 INTRODUCTION
Of the Street-Sellers of Second-Hand Articles
Of the Street-Sellers of Live Animals
Of the Street-Sellers of Mineral Productions and Natural Curiosities
Of the Street-Buyers
Of the Street-Jews
Of the Street-Finders or Collectors
Of the Streets of London
Of the London Chimney-Sweepers
Of the London Chimney-Sweepers
Of the Sweepers of Old, and the Climbing Boys
Of the Chimney-Sweepers of the Present Day
Of the General Characteristics of the Working Chimney-Sweepers
Sweeping of the Chimneys of Steam-Vessels
Of the 'Ramoneur' Company
Of the Brisk and Slack Seasons, and the Casual Trade among the Chimney- Sweepers
Of the 'Leeks' Among the Chimney-Sweepers
Of the Inferior Chimney-Sweepers -- the 'Knullers' and 'Queriers'
Of the Fires of London
Of the Sewermen and Nightmen of London
Of the Wet House-Refuse of London
Of the Means of Removing the Wet House-Refuse
Of the Quantity of Metropolitan Sewage
Of Ancient Sewers
Of the Kinds and Characteristics of Sewers
Of the Subterranean Character of the Sewers
Of the House-Drainage of the Metropolis as Connected With the Sewers
Of the London Street-Drains
Of the Length of the London Sewers and Drains
Of the Cost of Constructing the Sewers and Drains of the Metropolis
Of the Uses of Sewers as a Means of Subsoil Drainage
Of the City Sewerage
Of the Outlets, Ramifications, Etc., of the Sewers
Of the Qualities, Etc., of the Sewage
Of the New Plan of Sewerage
Of the Management of the Sewers and the Late Commissions
Of the Powers and Authority of the Present Commissions of Sewers
Of the Sewers Rate
Of the Cleansing of the Sewers -- Ventilation
Of 'Flushing' and 'Plonging,' and Other Modes of Washing the Sewers
Of the Working Flushermen
Of the Rats in the Sewers
Of the Cesspoolage and Nightmen of the Metropolis
Of the Cesspool System of London
Of the Cesspool and Sewer System of Paris
Of the Emptying of the London Cesspools by Pump and Hose

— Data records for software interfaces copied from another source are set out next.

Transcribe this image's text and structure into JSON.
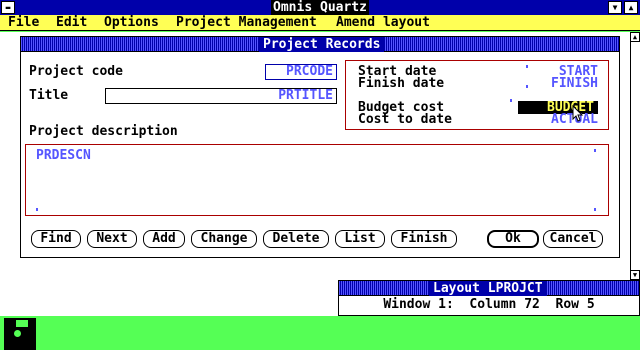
{
  "app": {
    "title": "Omnis Quartz"
  },
  "menu": [
    "File",
    "Edit",
    "Options",
    "Project Management",
    "Amend layout"
  ],
  "window": {
    "title": "Project Records",
    "fields": {
      "project_code": {
        "label": "Project code",
        "value": "PRCODE"
      },
      "title": {
        "label": "Title",
        "value": "PRTITLE"
      },
      "description": {
        "label": "Project description",
        "value": "PRDESCN"
      },
      "start_date": {
        "label": "Start date",
        "value": "START"
      },
      "finish_date": {
        "label": "Finish date",
        "value": "FINISH"
      },
      "budget_cost": {
        "label": "Budget cost",
        "value": "BUDGET"
      },
      "cost_to_date": {
        "label": "Cost to date",
        "value": "ACTUAL"
      }
    },
    "buttons": [
      "Find",
      "Next",
      "Add",
      "Change",
      "Delete",
      "List",
      "Finish",
      "Ok",
      "Cancel"
    ]
  },
  "layout_window": {
    "title": "Layout LPROJCT",
    "status": "Window 1:  Column 72  Row 5"
  },
  "colors": {
    "menubar": "#ffff55",
    "titlebar": "#0000aa",
    "desktop": "#55ff55",
    "field_text": "#5555ff",
    "box_border": "#aa0000"
  }
}
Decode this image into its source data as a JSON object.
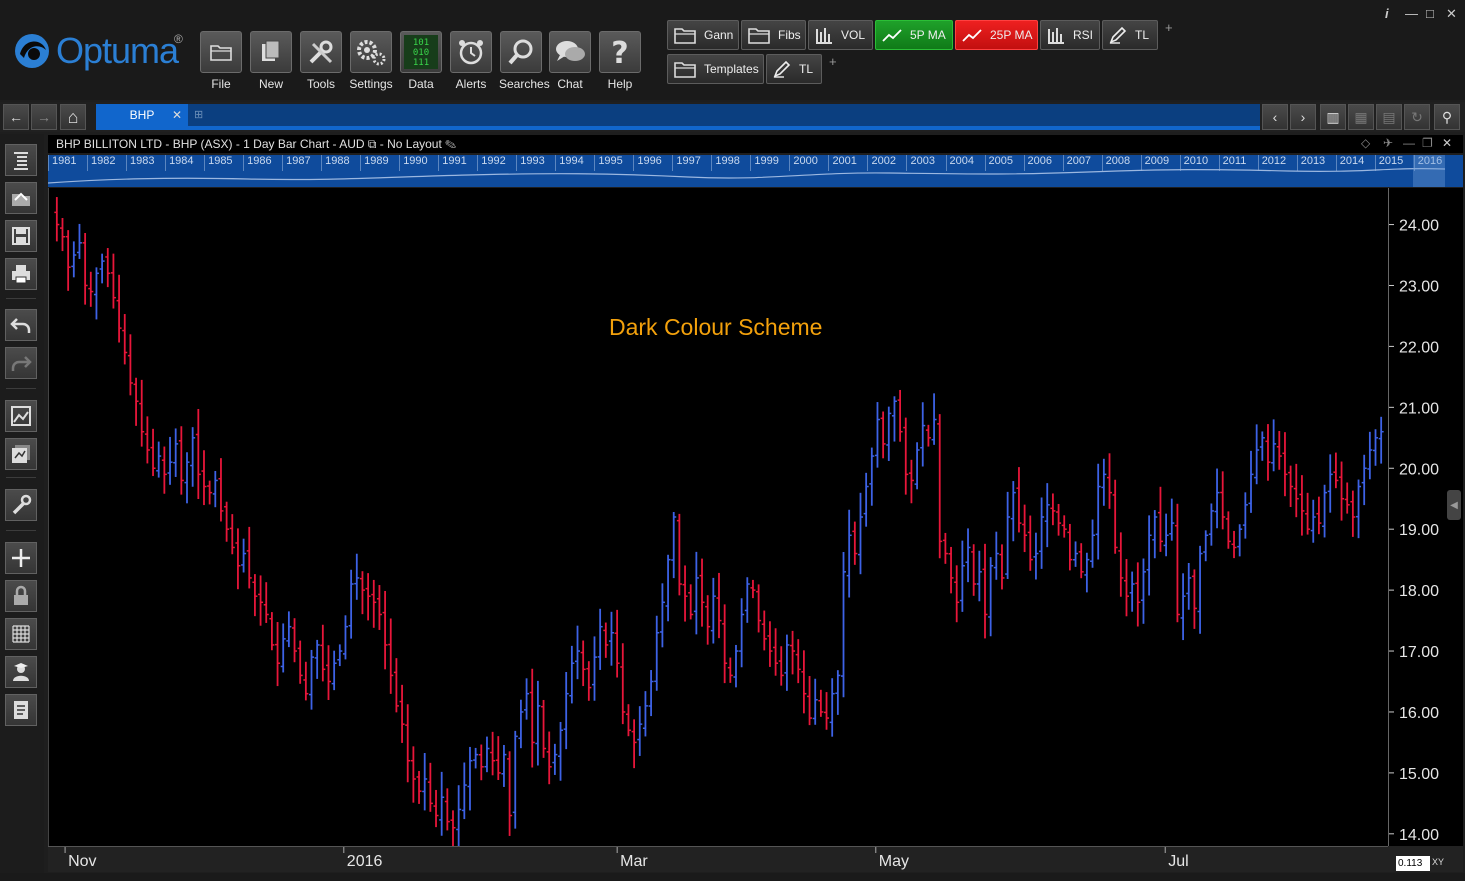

Statement of a Cesspool-Sewerman
Of the Present Disposal of the Night-Soil
Of the Working Nightmen and the Mode of Work
Crossing-Sweepers